Please copy every line from the records below that contains the string "title".

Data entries
---
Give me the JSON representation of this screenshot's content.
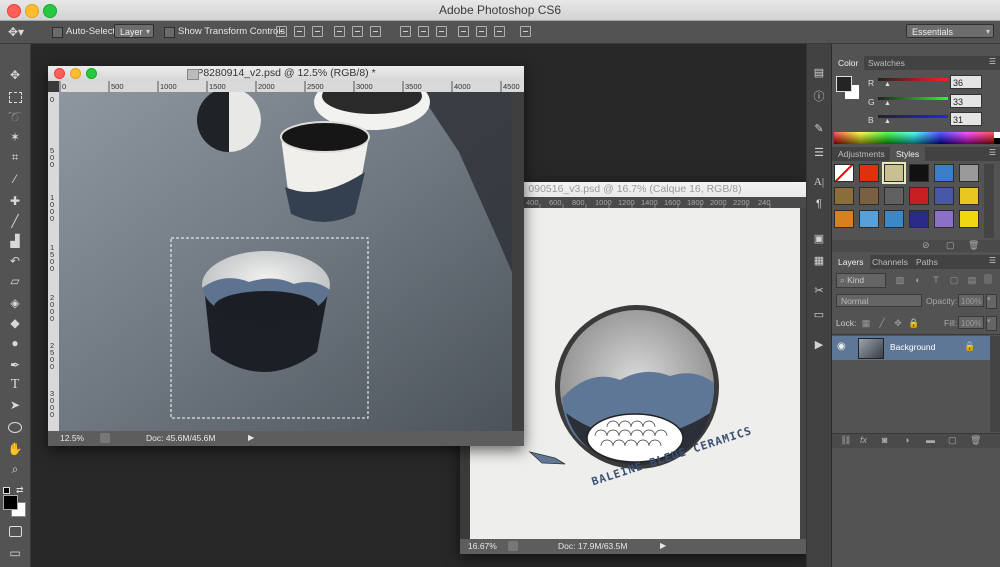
{
  "app": {
    "title": "Adobe Photoshop CS6"
  },
  "options_bar": {
    "auto_select_label": "Auto-Select:",
    "auto_select_value": "Layer",
    "show_transform_label": "Show Transform Controls",
    "workspace": "Essentials"
  },
  "documents": [
    {
      "title": "P8280914_v2.psd @ 12.5% (RGB/8) *",
      "zoom": "12.5%",
      "doc_info": "Doc: 45.6M/45.6M",
      "ruler_h": [
        "0",
        "500",
        "1000",
        "1500",
        "2000",
        "2500",
        "3000",
        "3500",
        "4000",
        "4500"
      ],
      "ruler_v": [
        "0",
        "500",
        "1000",
        "1500",
        "2000",
        "2500",
        "3000"
      ]
    },
    {
      "title": "090516_v3.psd @ 16.7% (Calque 16, RGB/8)",
      "zoom": "16.67%",
      "doc_info": "Doc: 17.9M/63.5M",
      "ruler_h": [
        "400",
        "600",
        "800",
        "1000",
        "1200",
        "1400",
        "1600",
        "1800",
        "2000",
        "2200",
        "240"
      ],
      "logo_text": "BALEINE BLEUE CERAMICS"
    }
  ],
  "color_panel": {
    "tabs": [
      "Color",
      "Swatches"
    ],
    "channels": [
      {
        "label": "R",
        "value": "36",
        "color": "#ff0000"
      },
      {
        "label": "G",
        "value": "33",
        "color": "#00cc00"
      },
      {
        "label": "B",
        "value": "31",
        "color": "#0000ff"
      }
    ]
  },
  "adjust_panel": {
    "tabs": [
      "Adjustments",
      "Styles"
    ],
    "swatch_colors": [
      "#ffffff",
      "#e03010",
      "#c8c090",
      "#111111",
      "#3a7dc8",
      "#9a9a9a",
      "#8a6e3a",
      "#7a6040",
      "#606060",
      "#c82020",
      "#4858a8",
      "#e8c820",
      "#d88020",
      "#5aa0d8",
      "#3a88c8",
      "#2a2a8a",
      "#8a70c8",
      "#f0d810"
    ]
  },
  "layers_panel": {
    "tabs": [
      "Layers",
      "Channels",
      "Paths"
    ],
    "kind_filter": "Kind",
    "blend_mode": "Normal",
    "opacity_label": "Opacity:",
    "opacity_value": "100%",
    "lock_label": "Lock:",
    "fill_label": "Fill:",
    "fill_value": "100%",
    "layers": [
      {
        "name": "Background",
        "visible": true,
        "locked": true
      }
    ]
  },
  "colors": {
    "foreground": "#000000",
    "background": "#ffffff",
    "accent_layer": "#5f7796"
  }
}
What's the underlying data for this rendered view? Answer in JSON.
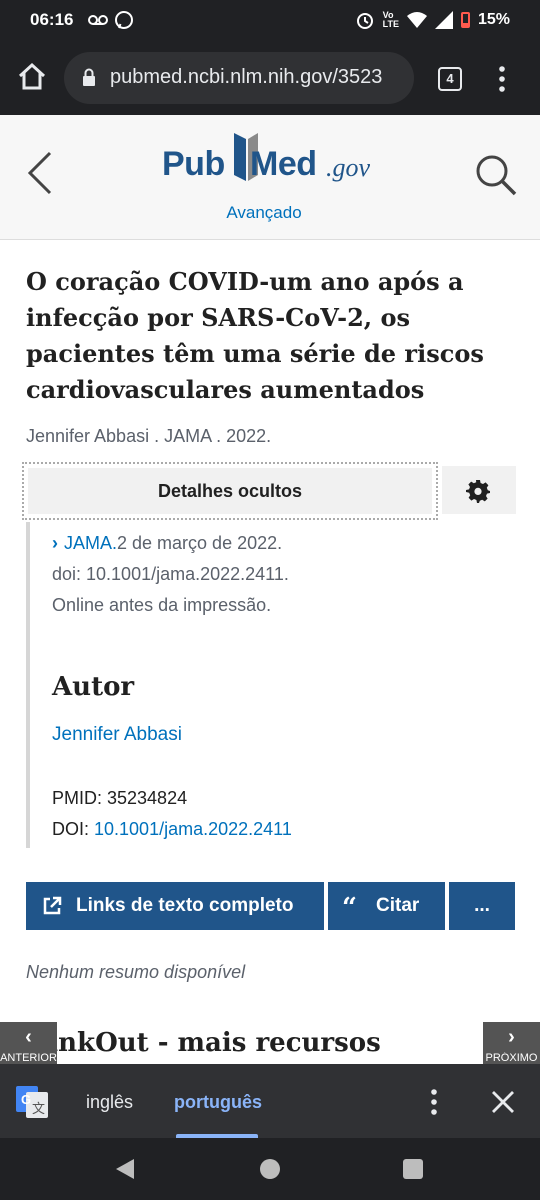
{
  "status_bar": {
    "time": "06:16",
    "left_icons": "⌕ ✆",
    "battery": "15%",
    "battery_color": "#ff5a4e"
  },
  "browser": {
    "url": "pubmed.ncbi.nlm.nih.gov/3523",
    "tab_count": "4",
    "toolbar_bg": "#202124"
  },
  "pubmed": {
    "logo_pub": "Pub",
    "logo_med": "Med",
    "logo_gov": ".gov",
    "advanced_label": "Avançado",
    "brand_color": "#20558a",
    "link_color": "#0071bc"
  },
  "article": {
    "title": "O coração COVID-um ano após a infecção por SARS-CoV-2, os pacientes têm uma série de riscos cardiovasculares aumentados",
    "short_citation": "Jennifer Abbasi . JAMA . 2022.",
    "details_label": "Detalhes ocultos",
    "journal": "JAMA.",
    "journal_date": "2 de março de 2022.",
    "doi_text": "doi: 10.1001/jama.2022.2411.",
    "epub_note": "Online antes da impressão.",
    "authors_heading": "Autor",
    "author_name": "Jennifer Abbasi",
    "pmid_text": "PMID: 35234824",
    "doi_label": "DOI: ",
    "doi_link": "10.1001/jama.2022.2411",
    "no_abstract": "Nenhum resumo disponível",
    "linkout_heading": "LinkOut - mais recursos"
  },
  "actions": {
    "full_text_label": "Links de texto completo",
    "cite_label": "Citar",
    "more_label": "..."
  },
  "pager": {
    "prev_label": "ANTERIOR",
    "next_label": "PRÓXIMO"
  },
  "translate": {
    "source_lang": "inglês",
    "target_lang": "português",
    "active_color": "#8ab4f8"
  }
}
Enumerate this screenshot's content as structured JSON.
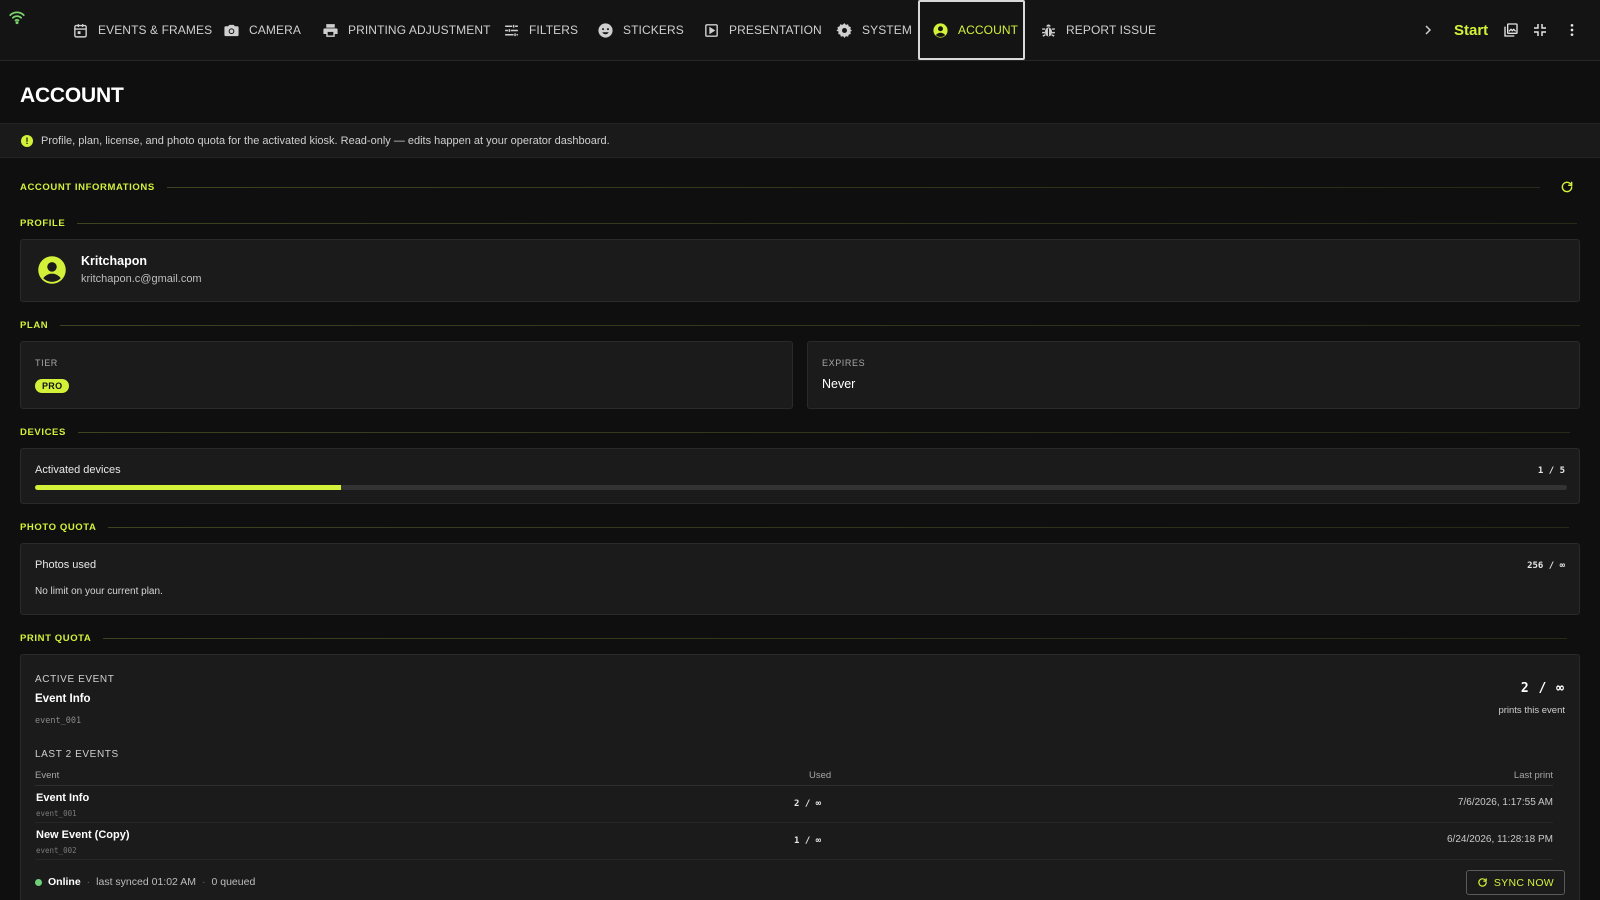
{
  "nav": {
    "tabs": [
      {
        "label": "EVENTS & FRAMES",
        "icon": "calendar-icon"
      },
      {
        "label": "CAMERA",
        "icon": "camera-icon"
      },
      {
        "label": "PRINTING ADJUSTMENT",
        "icon": "printer-icon"
      },
      {
        "label": "FILTERS",
        "icon": "sliders-icon"
      },
      {
        "label": "STICKERS",
        "icon": "smiley-icon"
      },
      {
        "label": "PRESENTATION",
        "icon": "play-icon"
      },
      {
        "label": "SYSTEM",
        "icon": "gear-icon"
      },
      {
        "label": "ACCOUNT",
        "icon": "account-icon"
      },
      {
        "label": "REPORT ISSUE",
        "icon": "bug-icon"
      }
    ],
    "active_tab": "ACCOUNT",
    "start_label": "Start"
  },
  "page": {
    "title": "ACCOUNT",
    "info": "Profile, plan, license, and photo quota for the activated kiosk. Read-only — edits happen at your operator dashboard."
  },
  "sections": {
    "account_info": "ACCOUNT INFORMATIONS",
    "profile": "PROFILE",
    "plan": "PLAN",
    "devices": "DEVICES",
    "photo_quota": "PHOTO QUOTA",
    "print_quota": "PRINT QUOTA"
  },
  "profile": {
    "name": "Kritchapon",
    "email": "kritchapon.c@gmail.com"
  },
  "plan": {
    "tier_label": "TIER",
    "tier_value": "PRO",
    "expires_label": "EXPIRES",
    "expires_value": "Never"
  },
  "devices": {
    "label": "Activated devices",
    "ratio": "1 / 5",
    "fraction": 0.2
  },
  "photo_quota": {
    "label": "Photos used",
    "ratio": "256 / ∞",
    "note": "No limit on your current plan."
  },
  "print_quota": {
    "active_label": "ACTIVE EVENT",
    "event_name": "Event Info",
    "event_id": "event_001",
    "big_ratio": "2 / ∞",
    "caption": "prints this event",
    "last_label": "LAST 2 EVENTS",
    "columns": [
      "Event",
      "Used",
      "Last print"
    ],
    "rows": [
      {
        "name": "Event Info",
        "id": "event_001",
        "used": "2 / ∞",
        "last": "7/6/2026, 1:17:55 AM"
      },
      {
        "name": "New Event (Copy)",
        "id": "event_002",
        "used": "1 / ∞",
        "last": "6/24/2026, 11:28:18 PM"
      }
    ],
    "status": {
      "online": "Online",
      "last_synced": "last synced 01:02 AM",
      "queued": "0 queued"
    },
    "sync_label": "SYNC NOW"
  },
  "colors": {
    "accent": "#d4f13a",
    "background": "#0f0f0f",
    "card": "#1b1b1b",
    "online": "#6ed17a"
  }
}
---
FINISHED EXERCISE:
    "title": "Adobe Photoshop CS6"
      "title": "P8280914_v2.psd @ 12.5% (RGB/8) *",
      "title": "090516_v3.psd @ 16.7% (Calque 16, RGB/8)",
    "title": "O coração COVID-um ano após a infecção por SARS-CoV-2, os pacientes têm uma série de riscos cardiovasculares aumentados",
    "title": "ACCOUNT",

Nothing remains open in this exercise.